Scratching your head about research issues?

Search box with animated rotating text

Join the club...

Down to Earth: Has America Returned from its Giant Leap?

American Public, Do You Copy?

networks visualization over the earth from outer space

From the upcoming 50th anniversary of the Apollo moon landing, the growing push for LEO commercialization, the talk of going to Mars, and the highly anticipated Artemis Moon Plan, there’s no doubt that NASA is giving the public reasons to get excited. With the alleged decline of public interest, how is NASA bridging that gap with all the great things it’s currently doing?


“So many people care about science, it’s just that it’s not delivered to them in a manner in which they can understand it. If you can tell it to them in a way that makes sense, tell them how it affects their life, then they’ll understand,” Stuckey explained.

She gave an example of testing drugs in space to treat osteoporosis.

“You lose bone density when you’re in space, so if you can test those kinds of drugs up there and it works it would definitely help people down here who are not subject to microgravity. So that’s one way to get people interested, show them how it can tangibly affect their lives here on Earth.”

Stuckey also touched on what might be the single biggest influencer of how, not just NASA, but other science-based institutions, distribute their stories: social media.

“With the advent of social media, a lot of institutions think they can just skip a step of someone who can diffuse the story. No one is vetting what is being said. They think they can just post a study on Twitter and that’s it,” she said.

“They essentially cut out the middle man, so there’s nobody to effectively communicate their research in a way that speaks to the lay audience. You need that middle man to get the information out.”

Or middle woman.

Rachel Barry is the “middle woman” for NASA’s Johnson Space Center. She is the communications managing editor for the ISS program science office.

“I help our group identify science topics to cover for our communications products and help share the stories of the science that happens on the space station. That involves identifying cool aspects of the research that would be interesting for the public,” Barry explained.

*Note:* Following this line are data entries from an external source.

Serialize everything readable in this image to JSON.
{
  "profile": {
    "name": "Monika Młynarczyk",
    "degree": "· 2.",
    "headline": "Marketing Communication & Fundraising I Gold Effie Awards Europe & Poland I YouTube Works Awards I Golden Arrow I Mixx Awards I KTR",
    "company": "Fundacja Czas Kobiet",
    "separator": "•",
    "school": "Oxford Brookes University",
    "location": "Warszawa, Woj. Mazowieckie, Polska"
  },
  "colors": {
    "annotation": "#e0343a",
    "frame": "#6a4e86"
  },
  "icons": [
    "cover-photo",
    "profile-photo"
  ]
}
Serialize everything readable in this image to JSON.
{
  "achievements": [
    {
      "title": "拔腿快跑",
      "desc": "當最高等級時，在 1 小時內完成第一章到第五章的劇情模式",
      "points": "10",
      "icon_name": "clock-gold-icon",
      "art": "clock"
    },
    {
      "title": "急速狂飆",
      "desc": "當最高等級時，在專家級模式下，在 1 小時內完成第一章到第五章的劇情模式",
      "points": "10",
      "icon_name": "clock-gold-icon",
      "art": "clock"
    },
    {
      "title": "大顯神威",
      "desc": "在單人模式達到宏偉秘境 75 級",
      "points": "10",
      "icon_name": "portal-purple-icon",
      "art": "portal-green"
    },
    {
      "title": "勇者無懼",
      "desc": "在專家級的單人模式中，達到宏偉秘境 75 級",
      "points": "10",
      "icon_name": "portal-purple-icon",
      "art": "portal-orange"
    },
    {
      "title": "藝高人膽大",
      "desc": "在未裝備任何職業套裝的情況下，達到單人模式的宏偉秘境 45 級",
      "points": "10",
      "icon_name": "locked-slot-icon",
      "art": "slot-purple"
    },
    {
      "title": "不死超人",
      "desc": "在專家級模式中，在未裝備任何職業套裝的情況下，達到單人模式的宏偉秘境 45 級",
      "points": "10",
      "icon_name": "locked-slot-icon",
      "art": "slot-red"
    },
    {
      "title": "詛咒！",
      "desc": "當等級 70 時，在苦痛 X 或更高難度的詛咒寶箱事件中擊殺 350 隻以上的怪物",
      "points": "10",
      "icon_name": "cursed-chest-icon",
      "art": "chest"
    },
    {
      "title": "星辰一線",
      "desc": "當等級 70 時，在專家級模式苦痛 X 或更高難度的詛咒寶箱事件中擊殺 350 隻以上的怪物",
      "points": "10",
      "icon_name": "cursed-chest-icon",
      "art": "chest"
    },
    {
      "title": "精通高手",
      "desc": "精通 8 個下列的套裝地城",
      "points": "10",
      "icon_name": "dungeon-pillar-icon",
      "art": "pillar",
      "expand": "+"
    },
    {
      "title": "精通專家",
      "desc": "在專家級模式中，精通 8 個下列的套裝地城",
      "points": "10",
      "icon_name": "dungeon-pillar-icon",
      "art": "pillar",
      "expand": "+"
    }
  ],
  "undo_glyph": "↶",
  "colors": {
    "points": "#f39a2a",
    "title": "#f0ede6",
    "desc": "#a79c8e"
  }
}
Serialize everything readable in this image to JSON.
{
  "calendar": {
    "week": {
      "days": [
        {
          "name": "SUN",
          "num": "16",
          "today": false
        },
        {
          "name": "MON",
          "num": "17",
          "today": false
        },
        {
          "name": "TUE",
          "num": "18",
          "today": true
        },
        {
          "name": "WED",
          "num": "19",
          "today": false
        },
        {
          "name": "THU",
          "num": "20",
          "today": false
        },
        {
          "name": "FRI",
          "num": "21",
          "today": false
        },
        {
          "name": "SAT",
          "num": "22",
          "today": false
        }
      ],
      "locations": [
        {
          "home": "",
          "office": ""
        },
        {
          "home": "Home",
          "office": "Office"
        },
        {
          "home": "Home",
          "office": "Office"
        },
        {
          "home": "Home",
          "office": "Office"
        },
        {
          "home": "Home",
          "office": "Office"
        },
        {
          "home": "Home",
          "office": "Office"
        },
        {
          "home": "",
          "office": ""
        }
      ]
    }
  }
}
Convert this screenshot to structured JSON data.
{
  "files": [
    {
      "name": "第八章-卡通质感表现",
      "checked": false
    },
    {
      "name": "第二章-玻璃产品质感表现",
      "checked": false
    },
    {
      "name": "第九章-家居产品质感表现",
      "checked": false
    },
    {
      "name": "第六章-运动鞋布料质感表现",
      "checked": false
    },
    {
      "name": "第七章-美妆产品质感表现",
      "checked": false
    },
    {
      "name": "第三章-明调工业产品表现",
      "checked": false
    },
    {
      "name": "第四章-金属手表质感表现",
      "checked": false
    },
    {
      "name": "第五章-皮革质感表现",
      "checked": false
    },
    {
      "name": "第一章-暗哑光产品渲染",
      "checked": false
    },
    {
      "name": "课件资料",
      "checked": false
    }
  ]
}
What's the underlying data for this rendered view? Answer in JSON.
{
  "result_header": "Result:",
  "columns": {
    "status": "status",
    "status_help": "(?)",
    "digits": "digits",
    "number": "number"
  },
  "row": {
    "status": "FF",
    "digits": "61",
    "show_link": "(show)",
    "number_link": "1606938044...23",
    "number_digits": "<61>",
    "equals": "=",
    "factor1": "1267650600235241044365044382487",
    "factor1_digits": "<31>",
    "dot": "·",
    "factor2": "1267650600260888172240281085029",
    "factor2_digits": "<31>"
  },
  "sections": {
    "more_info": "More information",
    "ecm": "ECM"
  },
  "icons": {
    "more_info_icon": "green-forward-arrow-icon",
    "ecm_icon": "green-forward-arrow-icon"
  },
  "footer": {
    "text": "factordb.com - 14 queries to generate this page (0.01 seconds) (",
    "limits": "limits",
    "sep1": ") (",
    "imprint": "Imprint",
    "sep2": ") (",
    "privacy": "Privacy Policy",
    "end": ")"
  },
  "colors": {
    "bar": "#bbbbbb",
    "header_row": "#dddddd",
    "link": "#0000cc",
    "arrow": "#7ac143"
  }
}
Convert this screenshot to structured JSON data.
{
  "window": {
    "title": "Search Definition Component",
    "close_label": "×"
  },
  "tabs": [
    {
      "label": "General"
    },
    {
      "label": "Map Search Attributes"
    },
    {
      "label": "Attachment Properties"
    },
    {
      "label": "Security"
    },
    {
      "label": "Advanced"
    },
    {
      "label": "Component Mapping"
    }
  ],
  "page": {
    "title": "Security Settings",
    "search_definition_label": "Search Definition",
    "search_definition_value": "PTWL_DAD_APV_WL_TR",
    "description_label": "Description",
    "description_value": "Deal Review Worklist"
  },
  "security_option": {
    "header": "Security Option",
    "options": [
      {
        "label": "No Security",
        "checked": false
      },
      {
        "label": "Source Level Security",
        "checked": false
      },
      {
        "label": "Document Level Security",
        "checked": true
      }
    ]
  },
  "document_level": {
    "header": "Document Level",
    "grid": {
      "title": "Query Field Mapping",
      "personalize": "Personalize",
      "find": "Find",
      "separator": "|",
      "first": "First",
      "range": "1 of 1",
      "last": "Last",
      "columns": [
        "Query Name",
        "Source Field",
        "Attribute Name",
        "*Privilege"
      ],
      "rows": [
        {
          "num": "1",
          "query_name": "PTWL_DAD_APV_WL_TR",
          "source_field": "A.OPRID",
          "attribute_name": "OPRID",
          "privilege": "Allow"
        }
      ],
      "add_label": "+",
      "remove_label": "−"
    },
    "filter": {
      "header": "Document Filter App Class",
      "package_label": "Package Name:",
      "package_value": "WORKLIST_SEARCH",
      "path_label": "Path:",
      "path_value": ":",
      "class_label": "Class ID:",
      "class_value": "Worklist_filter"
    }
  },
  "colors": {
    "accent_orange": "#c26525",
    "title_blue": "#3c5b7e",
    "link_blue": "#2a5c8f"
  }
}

Her work involves producing science stories on social media and broadcasting the most entertaining and compelling aspects of the Johnson Space Center’s activity to the world.

“I’m not a scientist but I play one on Twitter,” she joked.

“I feel like I’ve gotten an advanced degree just working here because I’m studying the science all day every day so that I can communicate it. Because I don’t come from a science background, it’s easier for me to translate stuff that I’ve learned to lay people,” Barry continued.

It’s hard to invest time in and get excited about something you can’t comprehend. That’s precisely why Barry’s role as a communications lead is so vital to how NASA disseminates its stories to the mostly uninitiated public at large.

According to Pew researchers Amy Mitchell, Jeffrey Gottfried, and Cary Funk, “Many Americans say the public’s limited knowledge about science — as well as the way the public interprets science news — are problems. Some 44% of Americans say it is a big problem that the public doesn’t really know enough about science to understand research findings in the news.”

Moreover, Science Daily revealed that “Approximately 28 percent of American adults currently qualify as scientifically literate, an increase from around 10 percent in the late 1980s and early 1990s.”

Sure, that’s a rise in percentage, but that still leaves 72% of people who don’t even understand basic scientific concepts. Both studies show just why it’s so important for there to be a conduit of communication from researcher to news consumer. The average consumer wants to hear about science news, but they need these stories to be less esoteric and more digestible for the lay audience.

As Carl Sagan once lamented, “We live in a society exquisitely dependent on science and technology, in which hardly anyone knows anything about science and technology.”

Barry also spoke about the power of leveraging big audiences.

“We are one piece of NASA’s overall story. We have many great research stories to tell, but we don’t have access to the extensive audience that the main NASA channels do. Our strategy is to identify those big players who can help carry our message much farther. We get them excited about the science, and do everything we can to support them sharing our stories so they can, in turn, exponentially expand our reach.”

With almost a million Twitter followers and 700,000 Instagram followers, it’s incontrovertible that Barry and her team are successfully pushing out the science news and, more importantly, getting the public excited about it.
The moon landing was 50 years ago this July 20th. The public’s interest is said to have waned since that fateful day in 1969. But the fire that propels NASA to continue to innovate, to dream, still burns brilliantly. And with extraordinary, passionate storytellers like Alex Stuckey, Eric Berger, John Timmer, and Rachel Barry, perhaps that is a light that will never go out.

Let me say, as I sit here before you today having walked on the Moon, that I am myself still awed by that miracle. That awe, in me and in each of us … must be the engine of future achievement, not a slow dimming light from a time once bright.

– Buzz Aldrin, Apollo 11 astronaut

Cartoon image of Rene Cantu

About Rene Cantu

Rene† was the Communications Coordinator for the UH Division of Research. He felt blessed with the opportunity to work with a team of brilliant, industrious professionals in developing The Big Idea. He wrote for the Startup Experience section, highlighting Technology Bridge's most innovative and groundbreaking startups. He also produced informative pieces for aspiring startup entrepreneurs and other compelling stories as they arose.